What is being asked: The answer must consist of every line below containing "תמימי".
(Beginning of Data provided)
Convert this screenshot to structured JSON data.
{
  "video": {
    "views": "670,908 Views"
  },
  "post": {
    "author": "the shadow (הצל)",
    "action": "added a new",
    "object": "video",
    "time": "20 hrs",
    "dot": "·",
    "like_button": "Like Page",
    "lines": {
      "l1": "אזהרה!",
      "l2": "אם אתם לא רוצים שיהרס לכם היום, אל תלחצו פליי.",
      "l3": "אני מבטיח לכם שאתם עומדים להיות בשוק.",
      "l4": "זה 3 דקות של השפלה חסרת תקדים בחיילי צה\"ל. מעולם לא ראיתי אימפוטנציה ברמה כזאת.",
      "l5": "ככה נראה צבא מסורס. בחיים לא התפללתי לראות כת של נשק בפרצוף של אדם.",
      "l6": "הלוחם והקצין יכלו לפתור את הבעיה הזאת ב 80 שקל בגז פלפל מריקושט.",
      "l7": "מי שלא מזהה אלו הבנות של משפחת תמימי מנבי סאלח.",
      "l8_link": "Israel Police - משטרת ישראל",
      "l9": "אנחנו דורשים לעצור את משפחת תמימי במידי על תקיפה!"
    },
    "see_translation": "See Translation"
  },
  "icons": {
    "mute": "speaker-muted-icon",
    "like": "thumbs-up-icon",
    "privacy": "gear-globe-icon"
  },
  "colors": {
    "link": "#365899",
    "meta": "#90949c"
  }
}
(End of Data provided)
Exercise result:
      "l7": "מי שלא מזהה אלו הבנות של משפחת תמימי מנבי סאלח.",
      "l9": "אנחנו דורשים לעצור את משפחת תמימי במידי על תקיפה!"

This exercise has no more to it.